It had to be done, so this morning I girded my loins and marched to the garden after breakfast. Plunging my arms up to the shoulder into the kale forest, I snapped off the thick bottom branches, some of which were two feet long. When I had stuffed full a tall kitchen trash bag, I went back to the kitchen, followed by two disappointed dogs.
Wolfie and Bisou were disappointed because there is nothing they like better than raw kale stems. In the past, I used to toss them a couple whenever I was in the garden, and I even thought it was sweet when Wolfie would snap off a leaf or two on his own and share it with Bisou. But when this spring he pulled two baby kales up by the roots, I had to say many serious \”leave it\’s\” and make some shame inducing gestures (furrowed brow, arms at hips, torso bent over dog until tail droops and head turns aside).
I had to jam the kale leaves into the sink to wash them (found the season\’s first Japanese beetle), and then I put them into my big stockpot to boil for fifteen minutes, which I spent peeling garlic. That huge bag of kale boiled down to two pounds, which I mixed with two cups each of Parmesan and olive oil, eight cloves of garlic, one cup of pecans, and some salt.
This went by stages into the food processor (a gift from the same daughter who introduced me to pesto made with kale). How did our foremothers make pesto with a mortar and pestle? It must have taken endless hours and brawny forearms.
When everything had been reduced to mush I had a total of…care to guess? Eight cups of pesto. I had hoped for something closer to maybe twenty cups, but at least it tasted divine.
How can something so good also be good for you? I pondered the miracle of pesto as I began the final and least pleasant task: stuffing one cup of oily, gooey pesto into each of eight freezer bags. It was a messy business, but at least I got to lick the spatula.
But eight cups! That\’s only eight meals. If we eat pesto once every couple of weeks or so, we\’ll need twenty-four cups, which leaves sixteen yet to be made, i.e. two more batches just like the one I made today. There\’s more than enough kale out in the garden for this.
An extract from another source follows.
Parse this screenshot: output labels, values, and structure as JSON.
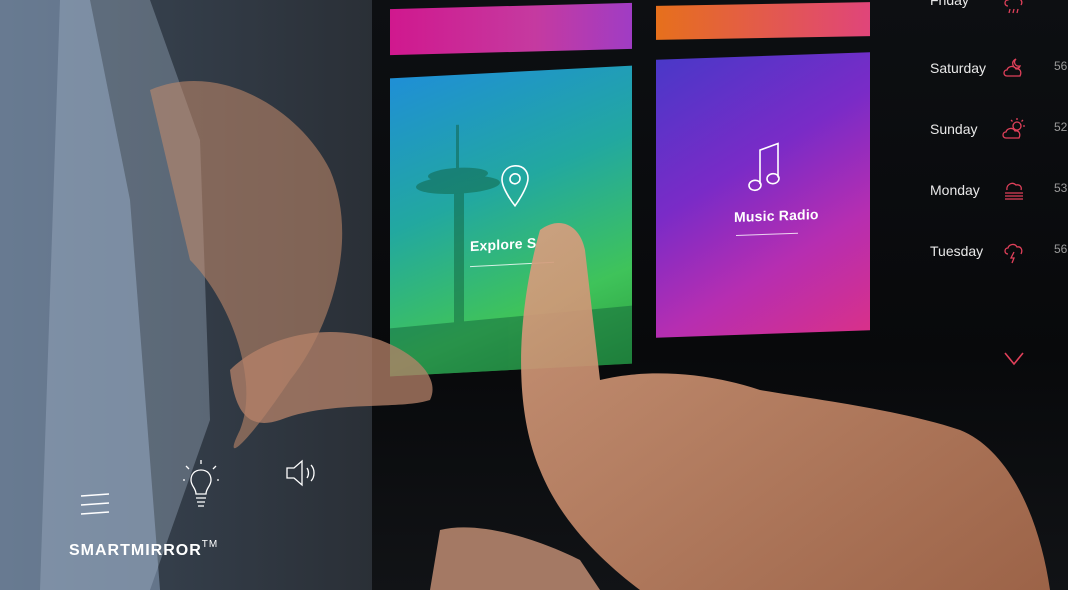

Right now, I\’m just not sure I have the courage.
|You Are What You Eat|
I need to raid your freezer.
You'd love it–it's about 50F in the basement, where the freezer lives.
There is nothing like home made pesto, but I suppose you do have to love it a lot if you are that willing to put so much work into it. You described the process of making it well and in my mind I was helping you fix it. Of course, I'd like to be able to taste it too. I'll have to make some of my own.
I'm impressed. Buying it is so easy. But I wonder – how different is kale pesto from basil pesto?
i had no idea you could make pesto out of anything other than basil. does kale have enough flavor to pull it off?
The reason it's so much work is that I make so much of it, or rather, have so much kale to use up. In small quantities, it's no big deal.
Mali and Laurie, I've been eating kale pesto so long I can't really compare it to the basil kind. All I can tell you is that it tastes good, and it's my favorite way of using up the kale that the gods bestow on me in industrial quantities.
Could you tell us about your method of washing a huge bag of kale like that? That's what discourages me from making homemade pesto more often. Maybe I'm overly fussy because I HATE the feeling of grit in my teeth.
My kale grows on raised beds, a good two feet off the ground, and is probably less gritty than it if were planted at ground-level. I strip off the stems, jam those springy, curly leaves into the sink, and fill it with water. I swish the kale around, then take it out and give it another rinse with clean water. Seems to work o.k.
That will taste mighty fine come winter.
It's my version of a TV dinner. Just some pasta to boil, and it's ready.
Wonderful drawing – you are what you eat!
I'm mostly garlic and rhubarb…